I was hoping to wait a while before bringing up the topic of anxiety because, well, I have a hard time talking about it. And the funny thing is, my anxiety-fueled fear of how other people will perceive me is the very thing that keeps me from bringing up the subject. After much deliberation, I finally decided to bring it up because it is something that we need to talk about. In fact, it is something that we need to talk about much more often.
The road that I took to finding out that I have anxiety – and then finally doing something about it – was a long one. It wasn’t until I was in my mid-twenties that I finally got help. It was then that I also finally got confirmation that what I was feeling passed beyond the realm of “normal” and into “mental illness”. For over two decades, friends and family members tried to be helpful, but ultimately dismissed my concerns that I might have anxiety. They would say that I was just “being a perfectionist” or “it’s normal for everyone to feel that way sometimes.”
My anxiety also did a great job of concealing itself. My anxiety gave me a tremendous amount of concern about what everyone thought of me. I didn’t ever want to come off as sad, insecure, clingy, afraid, angry, nervous, unraveled, or unable to cope. In my mind, the only thing worse than feeling those things would have been if other people knew that I felt them.
What that left was a quiet “perfectionist” who got good grades all the way through high school. But after high school, my anxiety morphed into something that seems a bit contradictory to the picture of anxiety that I usually see. Today, instead of my anxiety making me motivated and productive and organized, I often feel completely overwhelmed by it. Most of the time, I feel so overwhelmed that I can’t get anything done.
I make lists of things that I want to get accomplished in a day or a week, which can be helpful for many people with anxiety. Unlike many people, though, I usually become so overwhelmed by the perceived enormity of the tasks on the list that I become paralyzed. When that happens, I can’t bring myself to complete a single thing.
It carries over into my social interactions as well. It often takes me a long time to respond to a text or an email, or especially a phone call, because I’m so afraid that I will say the wrong thing. And if I have to tell a person “No”? I feel like I might as well be stealing their first born child. To make things worse, if I wait too long to respond to something, I end up feeling bad that I didn’t do it sooner. Responding becomes harder and harder to do, and the pattern of failing to act continues.
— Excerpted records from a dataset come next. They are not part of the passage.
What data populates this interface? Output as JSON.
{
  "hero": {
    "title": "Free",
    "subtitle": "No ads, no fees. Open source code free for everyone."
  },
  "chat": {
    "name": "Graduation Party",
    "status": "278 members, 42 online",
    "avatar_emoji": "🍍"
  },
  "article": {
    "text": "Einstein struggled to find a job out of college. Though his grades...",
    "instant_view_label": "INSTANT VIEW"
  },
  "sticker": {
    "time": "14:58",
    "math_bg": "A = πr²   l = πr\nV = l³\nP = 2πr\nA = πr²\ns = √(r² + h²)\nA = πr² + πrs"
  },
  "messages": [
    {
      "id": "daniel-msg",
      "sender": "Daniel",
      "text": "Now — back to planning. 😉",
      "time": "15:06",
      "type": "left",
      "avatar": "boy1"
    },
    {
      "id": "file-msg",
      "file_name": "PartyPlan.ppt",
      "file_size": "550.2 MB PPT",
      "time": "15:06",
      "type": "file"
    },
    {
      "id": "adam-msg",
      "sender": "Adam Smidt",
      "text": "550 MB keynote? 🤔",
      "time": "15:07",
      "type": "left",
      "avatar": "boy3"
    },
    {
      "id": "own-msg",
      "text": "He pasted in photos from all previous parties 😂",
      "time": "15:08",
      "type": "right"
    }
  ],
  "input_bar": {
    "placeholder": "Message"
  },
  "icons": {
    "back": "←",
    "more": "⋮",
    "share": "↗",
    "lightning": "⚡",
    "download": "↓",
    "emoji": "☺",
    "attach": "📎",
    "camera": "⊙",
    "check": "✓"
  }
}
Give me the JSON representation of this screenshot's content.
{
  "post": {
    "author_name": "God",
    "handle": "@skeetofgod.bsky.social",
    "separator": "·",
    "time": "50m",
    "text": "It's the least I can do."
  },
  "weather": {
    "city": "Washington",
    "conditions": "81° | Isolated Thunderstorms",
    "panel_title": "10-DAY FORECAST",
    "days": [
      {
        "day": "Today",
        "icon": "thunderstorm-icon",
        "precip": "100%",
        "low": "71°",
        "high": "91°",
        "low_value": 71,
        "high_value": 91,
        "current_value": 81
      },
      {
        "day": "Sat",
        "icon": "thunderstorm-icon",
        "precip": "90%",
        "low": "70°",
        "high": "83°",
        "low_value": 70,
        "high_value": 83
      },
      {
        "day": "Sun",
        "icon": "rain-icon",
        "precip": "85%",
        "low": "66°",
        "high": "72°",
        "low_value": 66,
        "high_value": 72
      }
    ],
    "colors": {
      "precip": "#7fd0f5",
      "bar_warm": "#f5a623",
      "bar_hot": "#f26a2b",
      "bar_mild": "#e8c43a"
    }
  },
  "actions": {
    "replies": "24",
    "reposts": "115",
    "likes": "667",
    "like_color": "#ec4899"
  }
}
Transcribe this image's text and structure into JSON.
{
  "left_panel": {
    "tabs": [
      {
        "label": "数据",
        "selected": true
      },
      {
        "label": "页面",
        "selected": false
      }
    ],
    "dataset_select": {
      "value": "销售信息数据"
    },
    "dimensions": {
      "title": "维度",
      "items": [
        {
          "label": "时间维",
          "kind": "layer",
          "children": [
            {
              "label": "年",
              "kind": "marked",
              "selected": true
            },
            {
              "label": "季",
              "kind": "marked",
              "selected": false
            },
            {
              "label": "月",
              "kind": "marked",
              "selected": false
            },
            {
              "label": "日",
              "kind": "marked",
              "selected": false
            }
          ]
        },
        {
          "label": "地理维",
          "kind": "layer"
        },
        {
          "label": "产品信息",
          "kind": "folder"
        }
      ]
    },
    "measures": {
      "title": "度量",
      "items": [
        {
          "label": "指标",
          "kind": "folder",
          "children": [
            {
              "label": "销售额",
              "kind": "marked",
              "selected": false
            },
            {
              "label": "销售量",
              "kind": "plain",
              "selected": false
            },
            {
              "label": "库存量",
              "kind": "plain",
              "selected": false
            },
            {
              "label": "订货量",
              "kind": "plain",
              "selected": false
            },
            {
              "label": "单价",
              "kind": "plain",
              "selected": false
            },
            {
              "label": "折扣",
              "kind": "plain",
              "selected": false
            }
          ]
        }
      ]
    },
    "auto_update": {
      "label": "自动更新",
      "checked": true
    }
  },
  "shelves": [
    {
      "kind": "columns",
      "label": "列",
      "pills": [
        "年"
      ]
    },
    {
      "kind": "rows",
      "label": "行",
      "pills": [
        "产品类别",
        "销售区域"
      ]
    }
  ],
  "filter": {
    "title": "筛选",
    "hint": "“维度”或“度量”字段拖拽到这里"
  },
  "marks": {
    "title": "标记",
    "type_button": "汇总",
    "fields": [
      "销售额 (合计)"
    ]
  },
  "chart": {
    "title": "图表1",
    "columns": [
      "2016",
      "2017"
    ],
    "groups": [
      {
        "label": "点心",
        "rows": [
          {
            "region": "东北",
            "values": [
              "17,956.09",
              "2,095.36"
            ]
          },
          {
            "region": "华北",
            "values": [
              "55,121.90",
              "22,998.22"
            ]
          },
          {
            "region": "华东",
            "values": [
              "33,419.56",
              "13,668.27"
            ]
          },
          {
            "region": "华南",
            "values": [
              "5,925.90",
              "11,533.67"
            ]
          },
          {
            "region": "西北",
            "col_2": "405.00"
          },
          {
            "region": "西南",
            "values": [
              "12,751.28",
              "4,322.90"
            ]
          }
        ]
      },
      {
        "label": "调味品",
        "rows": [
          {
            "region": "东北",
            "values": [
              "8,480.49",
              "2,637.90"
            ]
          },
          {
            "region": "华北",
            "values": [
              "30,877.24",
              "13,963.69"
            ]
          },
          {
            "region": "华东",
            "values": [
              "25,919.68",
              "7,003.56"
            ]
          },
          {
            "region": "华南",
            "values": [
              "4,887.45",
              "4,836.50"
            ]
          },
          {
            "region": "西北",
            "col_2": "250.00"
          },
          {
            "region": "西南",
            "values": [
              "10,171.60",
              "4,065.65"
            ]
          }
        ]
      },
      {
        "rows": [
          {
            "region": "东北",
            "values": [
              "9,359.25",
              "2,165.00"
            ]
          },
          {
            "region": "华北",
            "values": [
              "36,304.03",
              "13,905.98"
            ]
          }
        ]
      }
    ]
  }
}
Things as simple as spending too much time in social situations or Husband re-arranging the living room can send me into a state of near-catatonic inaction for the rest of the day. Or longer.
I feel like I am always perched at the top of my window of tolerance, where it is easy for little things to push me out of my window. When that happens, I quickly fall from overstimulation into paralyzing inaction.
My anxiety doesn’t look like the high functioning anxiety characterized by busyness and achievement. Nor does it look like panic attacks or insomnia or restlessness, or any of the other things that I feel like it should look like.
I’ve never seen another example of my type of anxiety, which makes me feel like a fraud. At times, it makes me feel like I can’t possibly have anxiety because, if I had anxiety, my anxiety would be perfectly captured in a post or a meme somewhere. But if that does exist, I haven’t found it. It’s incredible how alone we can feel in the face of such vibrant social media networks.
Even though I do have some of the more well-known symptoms of anxiety – feeling nausea in a new situation or one that I feel trapped in, heart palpitations, worrying and obsessing about situations beyond what is normal – I still sometimes tell myself that those don’t really count.
Maybe I do this out of habit from the years before treatment when I tried to justify my thoughts and feelings as “normal”. This does nothing but put me in a state where I am both down on myself, and not framing things in a way where I am able to approach them constructively. If I can step outside of that for long enough and view one of my thoughts, such as absolutely dreading making a phone call, as a product of anxiety, it is easier for me to accept what I am feeling, give myself a little slack for feeling that way, and then push through the discomfort into a place where I am ready to take action.
Is this a ridiculous amount of effort to make one measly phone call? Yes. Do I do it every. Single. Time? Also yes.
I feel really fortunate that I did finally seek help. Though facing certain thoughts and actions can still feel like looking up at insurmountable mountains towering around me, more often now those mountains look like hills. Occasionally, they even look like ant hills. It is frustrating to know that my anxiety will never be “cured”, and that after two steps forward a re-arranged living room could cause one step back. What keeps me striving forward is the thought that I could be happier, and also that I deserve to feel happier.
If I help one person feel less alone with this post, I will have succeeded. If you have been considering getting help, it may be one of the hardest things you ever do but I highly encourage you to do it. If you are already getting help for mental illness, keep fighting the good fight. And if you don’t fall into either of those categories, I encourage you to really listen to your friends and family with mental illness when they talk about it.
Listen, because one story at a time we can lift the cloud of judgment surrounding mental illness, and then maybe – just maybe – it won’t be so difficult to talk about anymore.